Plus ten is fourteen minus one?

‘Cause addition is commutative, right.)

And so you have thirteen tens,

And you take away seven,

And that leaves five…

Well, six actually.

But the idea is the important thing.

Now go back to the hundreds place,

And you’re left with two.

And you take away one from two,

And that leaves…?

Everybody get one?

Not bad for the first day!

Hooray for new math,

New-hoo-hoo-math,

It won’t do you a bit of good to review math.

It’s so simple,

So very simple,

That only a child can do it! “

While your primary point is spot on, you miss the statistical story a bit. This is an example of “spurious regression” which is not exactly misspecification and is much worse.

Misspecification happens when an important variable is omitted, or a nonlinear relationship is modeled as linear, and can have an assortment of pathologies associated with it, but in general, regression is not a good way to sort out causality anyway, and the fact that your independent variable is strongly correlated with your dependent variable is about all that you can learn with this tool.

The problem here is that the independent variable is time series and serially correlated and trending. If you regress one trending variable on another or others you automatically explain nearly all the variance in the independent variable – doesn’t even matter if they are trending the same way (just get negative correlation). Rsquared values of .98 are pretty typical of regressions of nonstationary time series.

While whole books and graduate courses are devoted to figuring out how to deal with this problem, a quick and dirty one is to detrend the data and then look for correlation. So instead of regressing the actual incidence you could take the change in incidence as your y variable, and regress on the change in x, now the constant term will capture the trend and only variation from trend will be modeled. Without even doing the math you can see that the deviations are inversely correlated, the positive deviations from trend for breast cancer occur when the growth in abortion ticks down and visa versa.

E
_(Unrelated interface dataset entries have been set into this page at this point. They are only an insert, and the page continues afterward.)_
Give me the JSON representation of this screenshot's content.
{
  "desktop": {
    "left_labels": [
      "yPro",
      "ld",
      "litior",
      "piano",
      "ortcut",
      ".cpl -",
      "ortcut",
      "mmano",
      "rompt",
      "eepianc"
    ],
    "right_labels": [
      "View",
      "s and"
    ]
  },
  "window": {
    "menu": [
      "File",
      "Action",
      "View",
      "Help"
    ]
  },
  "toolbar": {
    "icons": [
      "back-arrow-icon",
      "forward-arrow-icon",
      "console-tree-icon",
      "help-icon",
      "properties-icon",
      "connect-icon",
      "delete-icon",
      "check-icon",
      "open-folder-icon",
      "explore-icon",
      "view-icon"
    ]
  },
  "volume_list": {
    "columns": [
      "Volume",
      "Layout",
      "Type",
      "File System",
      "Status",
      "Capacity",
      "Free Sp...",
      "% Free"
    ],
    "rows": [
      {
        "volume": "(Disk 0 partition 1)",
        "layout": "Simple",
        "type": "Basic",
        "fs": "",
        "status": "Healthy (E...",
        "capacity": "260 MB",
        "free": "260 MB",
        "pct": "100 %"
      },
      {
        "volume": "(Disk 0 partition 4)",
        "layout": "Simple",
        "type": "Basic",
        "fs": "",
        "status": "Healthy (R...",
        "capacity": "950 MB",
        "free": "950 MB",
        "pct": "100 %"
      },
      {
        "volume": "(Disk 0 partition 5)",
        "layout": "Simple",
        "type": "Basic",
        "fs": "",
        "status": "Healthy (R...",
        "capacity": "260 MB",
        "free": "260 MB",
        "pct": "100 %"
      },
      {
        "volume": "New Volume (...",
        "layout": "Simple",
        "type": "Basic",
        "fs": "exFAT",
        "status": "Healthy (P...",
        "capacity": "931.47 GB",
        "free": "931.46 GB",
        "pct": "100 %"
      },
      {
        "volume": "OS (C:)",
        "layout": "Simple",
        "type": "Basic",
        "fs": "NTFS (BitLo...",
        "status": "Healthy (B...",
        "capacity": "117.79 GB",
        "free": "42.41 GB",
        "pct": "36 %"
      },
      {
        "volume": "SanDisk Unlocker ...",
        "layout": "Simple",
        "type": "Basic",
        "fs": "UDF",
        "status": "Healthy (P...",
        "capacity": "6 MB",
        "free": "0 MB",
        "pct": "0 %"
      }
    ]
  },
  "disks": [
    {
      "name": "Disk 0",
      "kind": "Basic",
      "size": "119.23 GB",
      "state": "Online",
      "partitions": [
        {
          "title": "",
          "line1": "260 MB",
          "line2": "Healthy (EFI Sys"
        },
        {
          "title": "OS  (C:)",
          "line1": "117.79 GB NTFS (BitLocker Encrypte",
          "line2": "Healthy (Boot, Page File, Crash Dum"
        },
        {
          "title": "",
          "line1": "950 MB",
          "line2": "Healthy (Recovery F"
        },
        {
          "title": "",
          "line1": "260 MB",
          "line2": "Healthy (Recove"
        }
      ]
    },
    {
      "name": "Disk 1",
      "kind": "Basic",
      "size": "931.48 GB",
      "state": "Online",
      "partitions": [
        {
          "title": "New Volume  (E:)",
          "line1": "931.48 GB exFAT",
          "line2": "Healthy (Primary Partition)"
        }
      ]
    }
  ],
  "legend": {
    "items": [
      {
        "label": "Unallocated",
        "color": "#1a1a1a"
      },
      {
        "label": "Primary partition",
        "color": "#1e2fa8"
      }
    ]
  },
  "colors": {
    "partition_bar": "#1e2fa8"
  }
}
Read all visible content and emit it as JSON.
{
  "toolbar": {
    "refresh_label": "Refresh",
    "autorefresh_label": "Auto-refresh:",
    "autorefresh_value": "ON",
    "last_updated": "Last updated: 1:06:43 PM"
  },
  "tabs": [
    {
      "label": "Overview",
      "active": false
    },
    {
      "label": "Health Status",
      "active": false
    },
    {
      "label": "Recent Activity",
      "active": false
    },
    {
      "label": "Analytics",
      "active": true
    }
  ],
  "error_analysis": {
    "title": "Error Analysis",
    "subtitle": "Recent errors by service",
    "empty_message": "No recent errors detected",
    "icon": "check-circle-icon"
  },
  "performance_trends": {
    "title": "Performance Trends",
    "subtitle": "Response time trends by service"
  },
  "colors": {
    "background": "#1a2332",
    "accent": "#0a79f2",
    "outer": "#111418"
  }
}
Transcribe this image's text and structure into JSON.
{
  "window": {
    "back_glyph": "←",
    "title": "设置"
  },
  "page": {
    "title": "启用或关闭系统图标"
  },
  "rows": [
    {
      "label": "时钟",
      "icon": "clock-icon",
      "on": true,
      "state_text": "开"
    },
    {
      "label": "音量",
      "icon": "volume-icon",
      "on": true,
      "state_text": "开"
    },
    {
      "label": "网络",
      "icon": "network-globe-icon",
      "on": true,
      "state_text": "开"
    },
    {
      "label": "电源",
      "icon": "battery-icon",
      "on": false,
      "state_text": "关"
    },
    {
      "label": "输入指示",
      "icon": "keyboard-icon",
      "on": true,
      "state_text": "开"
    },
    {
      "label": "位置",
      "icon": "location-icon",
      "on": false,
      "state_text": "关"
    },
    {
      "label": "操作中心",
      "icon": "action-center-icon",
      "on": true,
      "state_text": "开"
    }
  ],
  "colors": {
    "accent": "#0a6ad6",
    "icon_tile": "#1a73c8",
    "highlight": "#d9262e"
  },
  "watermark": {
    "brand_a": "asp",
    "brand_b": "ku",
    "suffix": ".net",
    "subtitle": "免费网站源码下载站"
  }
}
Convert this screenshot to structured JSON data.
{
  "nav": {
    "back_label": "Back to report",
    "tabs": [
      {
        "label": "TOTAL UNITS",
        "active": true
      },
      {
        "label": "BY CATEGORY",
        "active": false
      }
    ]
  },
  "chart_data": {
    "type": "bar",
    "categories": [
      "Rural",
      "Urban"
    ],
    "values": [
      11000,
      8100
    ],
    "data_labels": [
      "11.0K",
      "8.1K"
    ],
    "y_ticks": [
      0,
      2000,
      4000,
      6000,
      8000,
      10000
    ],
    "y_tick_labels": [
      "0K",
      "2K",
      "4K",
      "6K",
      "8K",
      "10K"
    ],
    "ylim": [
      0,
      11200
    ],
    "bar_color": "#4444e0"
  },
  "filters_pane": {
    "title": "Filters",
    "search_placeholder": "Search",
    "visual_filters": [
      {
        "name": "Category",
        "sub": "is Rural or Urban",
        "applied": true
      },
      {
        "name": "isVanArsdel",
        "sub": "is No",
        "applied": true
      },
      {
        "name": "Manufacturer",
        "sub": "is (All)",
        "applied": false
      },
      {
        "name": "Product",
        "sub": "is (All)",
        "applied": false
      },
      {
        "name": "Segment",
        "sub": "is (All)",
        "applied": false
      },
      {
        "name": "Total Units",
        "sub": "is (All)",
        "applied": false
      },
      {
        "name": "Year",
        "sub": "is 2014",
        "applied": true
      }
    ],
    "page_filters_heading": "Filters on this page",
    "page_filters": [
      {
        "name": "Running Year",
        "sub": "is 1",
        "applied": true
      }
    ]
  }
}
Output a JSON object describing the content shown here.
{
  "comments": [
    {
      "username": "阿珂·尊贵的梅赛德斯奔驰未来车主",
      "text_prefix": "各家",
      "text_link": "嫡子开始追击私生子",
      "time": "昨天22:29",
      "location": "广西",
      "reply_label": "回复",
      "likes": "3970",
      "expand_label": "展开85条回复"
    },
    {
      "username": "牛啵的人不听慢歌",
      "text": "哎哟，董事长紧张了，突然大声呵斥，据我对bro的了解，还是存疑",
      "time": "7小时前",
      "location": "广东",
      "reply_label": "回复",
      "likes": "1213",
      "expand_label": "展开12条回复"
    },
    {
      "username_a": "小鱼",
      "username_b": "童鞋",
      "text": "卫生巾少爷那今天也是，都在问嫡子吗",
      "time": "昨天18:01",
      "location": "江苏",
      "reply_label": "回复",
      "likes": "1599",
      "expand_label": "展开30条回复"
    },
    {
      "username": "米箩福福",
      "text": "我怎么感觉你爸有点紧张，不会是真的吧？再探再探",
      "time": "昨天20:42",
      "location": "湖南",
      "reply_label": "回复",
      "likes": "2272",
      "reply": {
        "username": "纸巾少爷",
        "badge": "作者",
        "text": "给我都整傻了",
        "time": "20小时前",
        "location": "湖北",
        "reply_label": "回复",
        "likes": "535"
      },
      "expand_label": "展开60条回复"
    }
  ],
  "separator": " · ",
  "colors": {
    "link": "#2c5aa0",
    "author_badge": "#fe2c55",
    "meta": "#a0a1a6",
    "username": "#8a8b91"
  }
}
True and part of the problem with addressing this paper is that the sheer number statistical malpractice is huge. Ultimately, the ecological inference problem kills it before you even look at the numbers.